- Try it:
Copy out all the entries below, word for word.

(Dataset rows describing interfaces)
----------
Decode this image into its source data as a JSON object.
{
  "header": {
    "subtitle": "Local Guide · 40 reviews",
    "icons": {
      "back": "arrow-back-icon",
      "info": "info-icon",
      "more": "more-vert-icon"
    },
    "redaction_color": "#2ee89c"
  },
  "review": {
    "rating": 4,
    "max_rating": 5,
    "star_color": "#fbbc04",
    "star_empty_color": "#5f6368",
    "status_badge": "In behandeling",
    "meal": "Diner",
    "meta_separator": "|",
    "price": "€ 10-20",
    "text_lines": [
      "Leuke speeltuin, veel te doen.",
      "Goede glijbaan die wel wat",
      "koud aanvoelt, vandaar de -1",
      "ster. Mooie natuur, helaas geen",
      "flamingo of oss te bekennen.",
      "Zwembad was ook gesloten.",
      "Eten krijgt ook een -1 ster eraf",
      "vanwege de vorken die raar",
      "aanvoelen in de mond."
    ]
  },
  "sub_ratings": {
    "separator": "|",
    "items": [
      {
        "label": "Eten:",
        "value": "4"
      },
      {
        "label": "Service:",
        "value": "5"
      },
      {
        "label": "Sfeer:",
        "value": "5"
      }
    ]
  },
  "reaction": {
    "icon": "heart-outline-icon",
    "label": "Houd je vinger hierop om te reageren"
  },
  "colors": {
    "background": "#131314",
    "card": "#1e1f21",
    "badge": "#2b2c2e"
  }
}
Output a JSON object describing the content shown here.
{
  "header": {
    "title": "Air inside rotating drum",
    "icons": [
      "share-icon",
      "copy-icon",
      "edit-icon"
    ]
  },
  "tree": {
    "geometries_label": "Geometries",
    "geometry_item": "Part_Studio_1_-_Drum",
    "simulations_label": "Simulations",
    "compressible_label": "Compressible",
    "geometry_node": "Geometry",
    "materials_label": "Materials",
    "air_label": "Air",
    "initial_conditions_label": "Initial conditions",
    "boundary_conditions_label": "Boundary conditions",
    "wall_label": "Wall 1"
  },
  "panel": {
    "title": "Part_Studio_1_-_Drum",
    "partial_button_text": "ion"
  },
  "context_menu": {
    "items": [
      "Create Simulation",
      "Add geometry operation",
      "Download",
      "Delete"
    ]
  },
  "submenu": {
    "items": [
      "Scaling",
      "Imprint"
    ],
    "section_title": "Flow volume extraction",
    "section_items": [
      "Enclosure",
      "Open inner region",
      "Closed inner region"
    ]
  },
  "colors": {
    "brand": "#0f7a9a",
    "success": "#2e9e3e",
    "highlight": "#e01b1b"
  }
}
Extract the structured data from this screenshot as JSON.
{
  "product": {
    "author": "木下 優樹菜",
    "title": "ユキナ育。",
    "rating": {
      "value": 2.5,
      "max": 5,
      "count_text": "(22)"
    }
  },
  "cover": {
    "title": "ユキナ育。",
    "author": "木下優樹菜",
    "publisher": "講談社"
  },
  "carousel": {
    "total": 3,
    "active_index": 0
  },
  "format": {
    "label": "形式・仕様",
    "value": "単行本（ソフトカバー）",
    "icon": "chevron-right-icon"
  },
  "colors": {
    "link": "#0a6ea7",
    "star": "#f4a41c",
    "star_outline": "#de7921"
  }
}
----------
- Result of this exercise:
Decode this image into its source data as a JSON object.
{
  "header": {
    "subtitle": "Local Guide · 40 reviews",
    "icons": {
      "back": "arrow-back-icon",
      "info": "info-icon",
      "more": "more-vert-icon"
    },
    "redaction_color": "#2ee89c"
  },
  "review": {
    "rating": 4,
    "max_rating": 5,
    "star_color": "#fbbc04",
    "star_empty_color": "#5f6368",
    "status_badge": "In behandeling",
    "meal": "Diner",
    "meta_separator": "|",
    "price": "€ 10-20",
    "text_lines": [
      "Leuke speeltuin, veel te doen.",
      "Goede glijbaan die wel wat",
      "koud aanvoelt, vandaar de -1",
      "ster. Mooie natuur, helaas geen",
      "flamingo of oss te bekennen.",
      "Zwembad was ook gesloten.",
      "Eten krijgt ook een -1 ster eraf",
      "vanwege de vorken die raar",
      "aanvoelen in de mond."
    ]
  },
  "sub_ratings": {
    "separator": "|",
    "items": [
      {
        "label": "Eten:",
        "value": "4"
      },
      {
        "label": "Service:",
        "value": "5"
      },
      {
        "label": "Sfeer:",
        "value": "5"
      }
    ]
  },
  "reaction": {
    "icon": "heart-outline-icon",
    "label": "Houd je vinger hierop om te reageren"
  },
  "colors": {
    "background": "#131314",
    "card": "#1e1f21",
    "badge": "#2b2c2e"
  }
}
Output a JSON object describing the content shown here.
{
  "header": {
    "title": "Air inside rotating drum",
    "icons": [
      "share-icon",
      "copy-icon",
      "edit-icon"
    ]
  },
  "tree": {
    "geometries_label": "Geometries",
    "geometry_item": "Part_Studio_1_-_Drum",
    "simulations_label": "Simulations",
    "compressible_label": "Compressible",
    "geometry_node": "Geometry",
    "materials_label": "Materials",
    "air_label": "Air",
    "initial_conditions_label": "Initial conditions",
    "boundary_conditions_label": "Boundary conditions",
    "wall_label": "Wall 1"
  },
  "panel": {
    "title": "Part_Studio_1_-_Drum",
    "partial_button_text": "ion"
  },
  "context_menu": {
    "items": [
      "Create Simulation",
      "Add geometry operation",
      "Download",
      "Delete"
    ]
  },
  "submenu": {
    "items": [
      "Scaling",
      "Imprint"
    ],
    "section_title": "Flow volume extraction",
    "section_items": [
      "Enclosure",
      "Open inner region",
      "Closed inner region"
    ]
  },
  "colors": {
    "brand": "#0f7a9a",
    "success": "#2e9e3e",
    "highlight": "#e01b1b"
  }
}
Extract the structured data from this screenshot as JSON.
{
  "product": {
    "author": "木下 優樹菜",
    "title": "ユキナ育。",
    "rating": {
      "value": 2.5,
      "max": 5,
      "count_text": "(22)"
    }
  },
  "cover": {
    "title": "ユキナ育。",
    "author": "木下優樹菜",
    "publisher": "講談社"
  },
  "carousel": {
    "total": 3,
    "active_index": 0
  },
  "format": {
    "label": "形式・仕様",
    "value": "単行本（ソフトカバー）",
    "icon": "chevron-right-icon"
  },
  "colors": {
    "link": "#0a6ea7",
    "star": "#f4a41c",
    "star_outline": "#de7921"
  }
}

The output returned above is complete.